Small Business Profile: Crossing Gaps
Christine is a Senior Program Manager at Microsoft with several years experience in the .com industry.
She recently started social venture labs, an idea incubator for those leading small mission-driven businesses or organizations looking to create relationships, share ideas and get feedback on common business practices. She is new to StartupNation, and looking to profile mission driven companies and discusses related themes.
To follow up on a previous post requesting feedback on topics and offering to highlight members of the community, I learned of a company called Crossing Gaps — they help bring creative people (writers, artists, musicians, startups) online. Crossing Gaps helps them with everything from web design to marketing and monetization strategy so they can focus on doing what they do well, creating great products and services. My interest in this company is that it’s a classic .com consulting firm started by 3 guys, lots of whiteboarding and the desire to help people. They, like many organizations in their early stages, are feeling their way, finding ways to diversify their revenue and opportunities.
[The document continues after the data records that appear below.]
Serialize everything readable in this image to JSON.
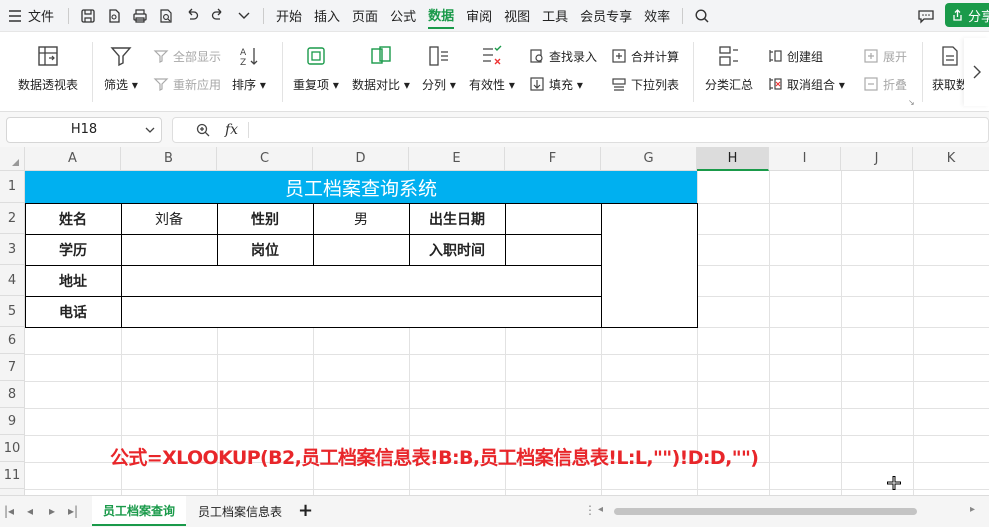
{
  "menubar": {
    "file_label": "文件",
    "tabs": [
      "开始",
      "插入",
      "页面",
      "公式",
      "数据",
      "审阅",
      "视图",
      "工具",
      "会员专享",
      "效率"
    ],
    "active_tab": "数据",
    "share_label": "分享"
  },
  "ribbon": {
    "pivot": "数据透视表",
    "filter": "筛选",
    "show_all": "全部显示",
    "reapply": "重新应用",
    "sort": "排序",
    "duplicates": "重复项",
    "compare": "数据对比",
    "split": "分列",
    "validity": "有效性",
    "find_entry": "查找录入",
    "fill": "填充",
    "merge_calc": "合并计算",
    "dropdown_list": "下拉列表",
    "subtotal": "分类汇总",
    "create_group": "创建组",
    "ungroup": "取消组合",
    "expand": "展开",
    "collapse": "折叠",
    "get_data": "获取数"
  },
  "formula_bar": {
    "cell_ref": "H18",
    "fx_label": "fx",
    "content": ""
  },
  "sheet": {
    "columns": [
      "A",
      "B",
      "C",
      "D",
      "E",
      "F",
      "G",
      "H",
      "I",
      "J",
      "K"
    ],
    "selected_column": "H",
    "rows": [
      "1",
      "2",
      "3",
      "4",
      "5",
      "6",
      "7",
      "8",
      "9",
      "10",
      "11"
    ],
    "title": "员工档案查询系统",
    "cells": {
      "name_label": "姓名",
      "name_value": "刘备",
      "gender_label": "性别",
      "gender_value": "男",
      "birth_label": "出生日期",
      "education_label": "学历",
      "position_label": "岗位",
      "hire_label": "入职时间",
      "address_label": "地址",
      "phone_label": "电话"
    },
    "formula_annotation": "公式=XLOOKUP(B2,员工档案信息表!B:B,员工档案信息表!L:L,\"\")!D:D,\"\")",
    "title_bg": "#00b0f0",
    "annotation_color": "#e8262a"
  },
  "sheet_tabs": {
    "tabs": [
      "员工档案查询",
      "员工档案信息表"
    ],
    "active": "员工档案查询"
  },
  "colors": {
    "accent": "#1a9a4a",
    "menubar_bg": "#f3f4f6"
  }
}
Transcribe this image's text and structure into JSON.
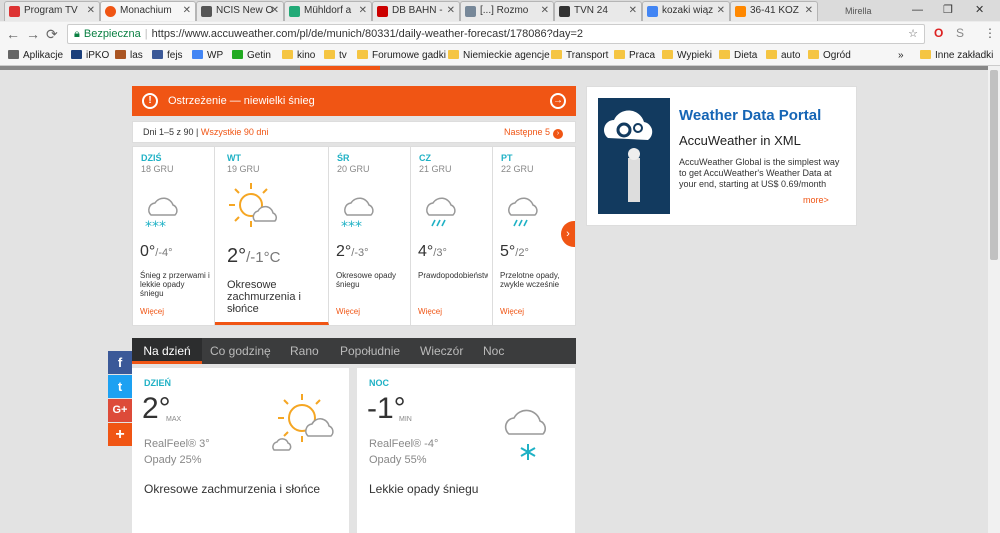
{
  "browser": {
    "tabs": [
      {
        "title": "Program TV",
        "color": "#d33"
      },
      {
        "title": "Monachium",
        "color": "#f05514"
      },
      {
        "title": "NCIS New O",
        "color": "#555"
      },
      {
        "title": "Mühldorf a",
        "color": "#2a7"
      },
      {
        "title": "DB BAHN -",
        "color": "#c00"
      },
      {
        "title": "[...] Rozmo",
        "color": "#789"
      },
      {
        "title": "TVN 24",
        "color": "#333"
      },
      {
        "title": "kozaki wiąz",
        "color": "#4285f4"
      },
      {
        "title": "36-41 KOZ",
        "color": "#f80"
      }
    ],
    "profile": "Mirella",
    "address": {
      "secure_label": "Bezpieczna",
      "url": "https://www.accuweather.com/pl/de/munich/80331/daily-weather-forecast/178086?day=2"
    },
    "bookmarks": [
      "Aplikacje",
      "iPKO",
      "las",
      "fejs",
      "WP",
      "Getin",
      "kino",
      "tv",
      "Forumowe gadki",
      "Niemieckie agencje",
      "Transport",
      "Praca",
      "Wypieki",
      "Dieta",
      "auto",
      "Ogród"
    ],
    "other_bookmarks": "Inne zakładki",
    "more": "»"
  },
  "warning": {
    "text": "Ostrzeżenie — niewielki śnieg"
  },
  "range": {
    "label": "Dni 1–5 z 90 |",
    "all_link": "Wszystkie 90 dni",
    "next": "Następne 5"
  },
  "days": [
    {
      "name": "DZIŚ",
      "date": "18 GRU",
      "hi": "0°",
      "lo": "/-4°",
      "desc": "Śnieg z przerwami i lekkie opady śniegu",
      "more": "Więcej",
      "icon": "snow-cloud"
    },
    {
      "name": "WT",
      "date": "19 GRU",
      "hi": "2°",
      "lo": "/-1°C",
      "desc": "Okresowe zachmurzenia i słońce",
      "more": "",
      "icon": "sun-cloud"
    },
    {
      "name": "ŚR",
      "date": "20 GRU",
      "hi": "2°",
      "lo": "/-3°",
      "desc": "Okresowe opady śniegu",
      "more": "Więcej",
      "icon": "snow-cloud"
    },
    {
      "name": "CZ",
      "date": "21 GRU",
      "hi": "4°",
      "lo": "/3°",
      "desc": "Prawdopodobieństwo deszczu",
      "more": "Więcej",
      "icon": "rain-cloud"
    },
    {
      "name": "PT",
      "date": "22 GRU",
      "hi": "5°",
      "lo": "/2°",
      "desc": "Przelotne opady, zwykle wcześnie",
      "more": "Więcej",
      "icon": "rain-cloud"
    }
  ],
  "tabs": [
    "Na dzień",
    "Co godzinę",
    "Rano",
    "Popołudnie",
    "Wieczór",
    "Noc"
  ],
  "panels": {
    "day": {
      "label": "DZIEŃ",
      "temp": "2°",
      "unit": "MAX",
      "realfeel": "RealFeel® 3°",
      "precip": "Opady 25%",
      "desc": "Okresowe zachmurzenia i słońce"
    },
    "night": {
      "label": "NOC",
      "temp": "-1°",
      "unit": "MIN",
      "realfeel": "RealFeel® -4°",
      "precip": "Opady 55%",
      "desc": "Lekkie opady śniegu"
    }
  },
  "ad": {
    "title": "Weather Data Portal",
    "subtitle": "AccuWeather in XML",
    "text": "AccuWeather Global is the simplest way to get AccuWeather's Weather Data at your end, starting at US$ 0.69/month",
    "more": "more>"
  },
  "colors": {
    "accent": "#f05514",
    "teal": "#1fb1c5",
    "dark": "#3b3c3d"
  }
}
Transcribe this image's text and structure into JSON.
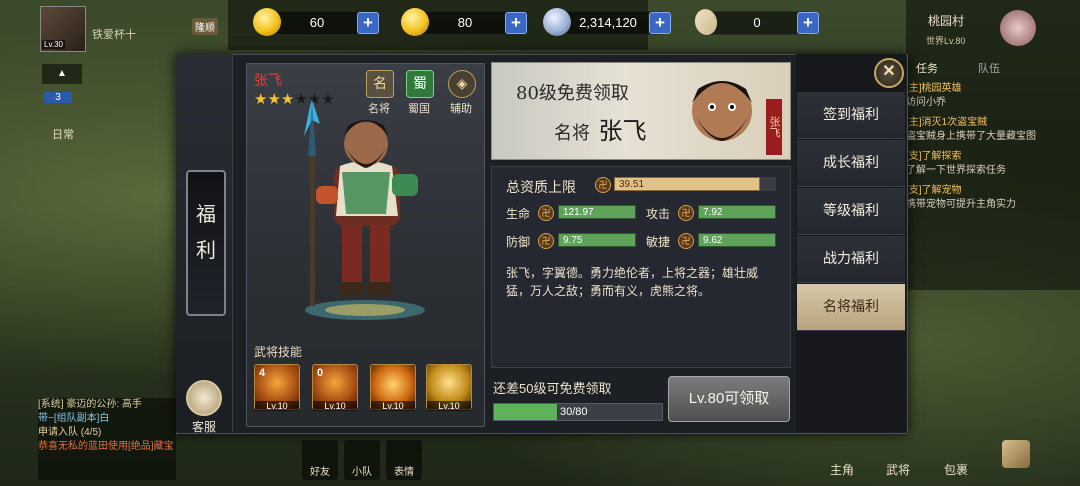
{
  "currency": [
    {
      "icon": "gold-coin-icon",
      "value": "60"
    },
    {
      "icon": "gold-ingot-icon",
      "value": "80"
    },
    {
      "icon": "silver-coin-icon",
      "value": "2,314,120"
    },
    {
      "icon": "scroll-icon",
      "value": "0"
    }
  ],
  "top_left": {
    "level": "Lv.30",
    "name": "铁爱杯十",
    "vip": "隆顺"
  },
  "left_tab": {
    "char1": "福",
    "char2": "利"
  },
  "service": {
    "label": "客服"
  },
  "hero": {
    "name": "张飞",
    "stars_filled": 3,
    "stars_total": 6,
    "badges": [
      {
        "glyph": "名",
        "label": "名将"
      },
      {
        "glyph": "蜀",
        "label": "蜀国"
      },
      {
        "glyph": "◈",
        "label": "辅助"
      }
    ],
    "skills_title": "武将技能",
    "skills": [
      {
        "num": "4",
        "level": "Lv.10"
      },
      {
        "num": "0",
        "level": "Lv.10"
      },
      {
        "num": "",
        "level": "Lv.10"
      },
      {
        "num": "",
        "level": "Lv.10"
      }
    ]
  },
  "banner": {
    "line1": "80级免费领取",
    "line2_prefix": "名将",
    "line2_name": "张飞",
    "tag": "张飞"
  },
  "stats": {
    "total_label": "总资质上限",
    "total_value": "39.51",
    "total_fill": 0.9,
    "rows": [
      {
        "label": "生命",
        "value": "121.97",
        "fill": 1.0
      },
      {
        "label": "攻击",
        "value": "7.92",
        "fill": 1.0
      },
      {
        "label": "防御",
        "value": "9.75",
        "fill": 1.0
      },
      {
        "label": "敏捷",
        "value": "9.62",
        "fill": 1.0
      }
    ],
    "desc": "张飞，字翼德。勇力绝伦者，上将之器；雄壮威猛，万人之敌；勇而有义，虎熊之将。"
  },
  "progress": {
    "label": "还差50级可免费领取",
    "text": "30/80",
    "fraction": 0.375
  },
  "claim_button": {
    "label": "Lv.80可领取"
  },
  "menu": [
    {
      "label": "签到福利",
      "active": false,
      "dot": true
    },
    {
      "label": "成长福利",
      "active": false,
      "dot": false
    },
    {
      "label": "等级福利",
      "active": false,
      "dot": false
    },
    {
      "label": "战力福利",
      "active": false,
      "dot": false
    },
    {
      "label": "名将福利",
      "active": true,
      "dot": false
    }
  ],
  "right_side": {
    "title": "桃园村",
    "world": "世界Lv.80",
    "tab1": "任务",
    "tab2": "队伍",
    "quests": [
      {
        "tag": "[主]桃园英雄",
        "desc": "访问小乔"
      },
      {
        "tag": "[主]消灭1次盗宝贼",
        "desc": "盗宝贼身上携带了大量藏宝图"
      },
      {
        "tag": "[支]了解探索",
        "desc": "了解一下世界探索任务"
      },
      {
        "tag": "[支]了解宠物",
        "desc": "携带宠物可提升主角实力"
      }
    ]
  },
  "chat": [
    {
      "text": "[系统] 豪迈的公孙: 高手"
    },
    {
      "text": "带~[组队副本]白"
    },
    {
      "text": "申请入队 (4/5)"
    },
    {
      "text": "恭喜无私的蓝田使用[绝品]藏宝"
    }
  ],
  "bottom_left": [
    {
      "label": "好友"
    },
    {
      "label": "小队"
    },
    {
      "label": "表情"
    }
  ],
  "bottom_right": [
    {
      "label": "主角"
    },
    {
      "label": "武将"
    },
    {
      "label": "包裹"
    }
  ],
  "left_side": {
    "num": "3",
    "label": "日常"
  },
  "colors": {
    "accent_green": "#5fa35a",
    "accent_gold": "#d8a04a",
    "hero_name_red": "#e8423a",
    "active_tab": "#c8b58f"
  }
}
Crossing Gaps will be an interesting company to watch.
Before starting his own business, Spalding worked as the online marketing director at Grooveshark, a music streaming company out of Gainesville, FL. He met co-founders Quang Tran and Nathan Thompson. Nate was his first intern and Quang and Steve had been working on various entrepreneurial projects for about a year before they buckled down and decided to throw themselves into Crossing Gaps. The opportunity to work in a startup helped prepare him for the challenges he could expect to see in his own endeavor.
“Blogging about entrepreneurs before joining Grooveshark gave me some idea of what having my own business might be like, but there is nothing quite like being in trenches. ” – Steven Spalding
Enjoying the coaching aspect of consulting the most, Spalding enjoys seeing his clients move to the next level in their marketing. He works with large and small organizations but the most satisfying work he does is with their smaller clients. “To see people who didn’t know anything about marketing on the web three months before be able to do effective, creative things without any prompting from us is really fantastic.”
Spalding recently authored a book named All The Little Things. Centered on creativity, building great ideas on the web and keeping yourself sane in the process. He is releasing a version for free, (http://atltbook.com) and selling a PDF “Final Edition.” For some inspiration, give it a read.
Spalding, an Electrical Engineer by degree, recognized that the people building the most exciting technology are the least able to explain it to others or commercialize it effectively.
| The Opportunity.
Crossing Gaps offers a wide range of services to their clients based on need-business phase they find themselves in. From helping them “get online” to developing the right marketing mix (social media, print, online) to achieve their goals.
Here is a little more of my conversation with Steven:
What is the biggest challenges you’ve had to overcome to start your business?
We started our little enterprise right in the middle of the economic downturn. We have had to deal with everything that entails. No one has money, everyone is tightening their belts and you have to work better and smarter to survive. When I reflect on it, I know it has made us a stronger firm. We’ve needed to be really realistic and really -good- to push through and when things turn around it will pay dividends.
What would you do over again, if you could?
I would be better organized. The biggest issue you have when you get three entrepreneurs in a room is that everyone is working on 50 projects at once and no one wants to write anything down. This is a fantastic way to create ideas, but when you start dealing with schedules and deadlines it gets to be really stressful. Over time we’ve built up systems to deal with that problem but it has been a lot of trial and error.
Has running your business been what you expected it would be? How?
It has been harder than even I expected it to be, and I had no delusions going into it. What it boils down to is responsibility, responsibility for people other than yourself. What I didn’t expect was that it never really “turns off.” When you run your own business, you live it, 24 hours a day 7 days a week.
Are you happy?
I wouldn’t do this if I wasn’t. I am extraordinarily happy because I get to do something few people ever get to, wake up every day and know that I have control over what is happening next. Sure, we deal with clients, deadlines and all the other stuff that comes along with working with people but we make those choices and accept the consequences of them. It’s a great feeling.
What makes you get up in the morning?
Before I gave up caffeine I would have told you three cups of coffee and a migraine . . . Really, what makes me get up in the morning is knowing that I am one step closer to accomplishing my goals. As important as tangible success is to me, I know the most important
Have you ever failed?
I fail everyday and I think that’s a part of the point. If you aren’t failing you aren’t growing, and you can’t survive entrepreneurship without growth. The trick to failure, if there is one, is to admit it to yourself and try to take the lesson from it. It’s absolutely fine to fail, but it’s not if you are constantly failing and not learning from the scratches and bruises.